Multiple System Atrophy

* Final gross prices may vary according to local VAT.

Get Access

Abstract

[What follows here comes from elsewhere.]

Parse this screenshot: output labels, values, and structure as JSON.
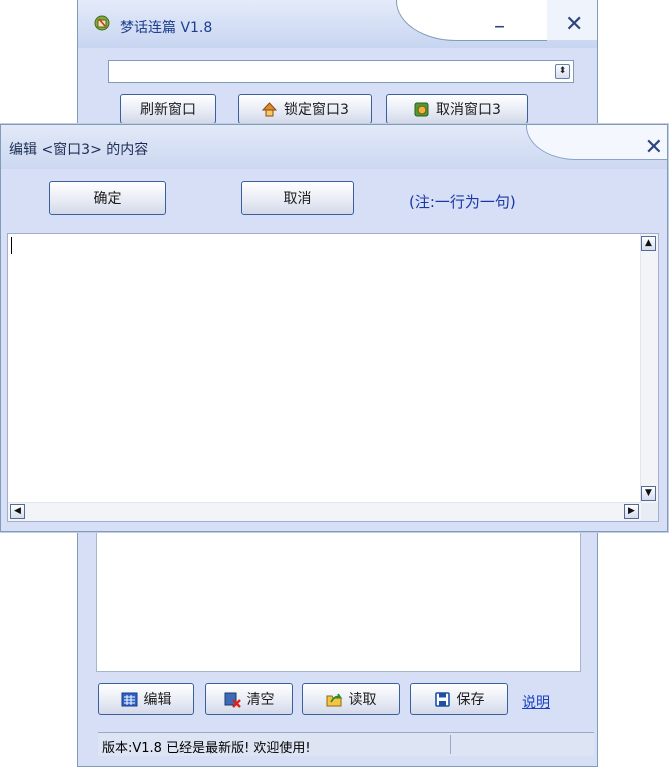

Multiple system atrophy (MSA) is a sporadic neurodegenerative disorder characterized clinically by various combinations of parkinsonian, autonomic, cerebellar, or pyramidal symptoms and signs and pathologically by cell loss, gliosis, and glial cytoplasmic inclusions in several brain and spinal cord structures. The term MSA was introduced in 1969, however cases of MSA were previously reported under the rubrics of striatonigral degeneration, olivopontocerebellar atrophy, Shy-Drager syndrome and idiopathic orthostatic hypotension. In the late 1990s, α-synuclein immunostaining was recognized as most sensitive marker of inclusion pathology in MSA: because of these advances in molecular pathogenesis, MSA has been firmly established as α-synucleinopathy along with Parkinson’s disease (PD) and dementia with Lewy bodies. Recent epidemiological surveys have shown that MSA is not a rare disorder (∼5 cases per 100,000 population), and that misdiagnosis, especially with PD, is still common due to variable clinical presentations of MSA. However, the clinical picture of MSA in its full-blown form is distinctive. The patient is hypomimic with orofacial and anterior neck dystonia resulting in a grinning smile akin to “risus sardonicus” and sometimes disproportionate antecollis. The voice is often markedly impaired with a characteristic quivering high-pitched dysarthria. The motor disorder of MSA is often mixed with parkinsonism, cerebellar ataxia, limb dystonia, myoclonus, and pyramidal features occurring at the same time. However, akinesia and rigidity are the predominating features in 80% of patients, and cerebellar ataxia within the remaining 20%. According to the predominant motor presentation, MSA patients may be labeled as parkinsonian or cerebellar variant (MSA-P, MSA-C). The diagnosis of MSA is largely based on clinical expertise, and this is well illustrated by the consensus diagnostic criteria, which comprise clinical features only (divided into four domains including autonomic dysfunction, parkinsonism, cerebellar dysfunction, and corticospinal tract dysfunction). Nevertheless, several autonomic function, imaging, neurophysiological, and biochemical studies have been proposed in the last decade to help in the differential diagnosis of MSA. No drug treatment consistently benefits patients with this disease. Indeed, parkinsonism often shows a poor or unsustained response to chronic levodopa therapy, however, one-third of the patients may show a moderate-to-good dopaminergic response initially. There is no effective drug treatment for cerebellar ataxia. On the other hand, features of autonomic failure such as orthostatic hypotension, urinary retention or incontinence, constipation, and impotence, may often be relieved if recognized by the treating physician. Novel symptomatic and neuroprotective therapies are urgently required.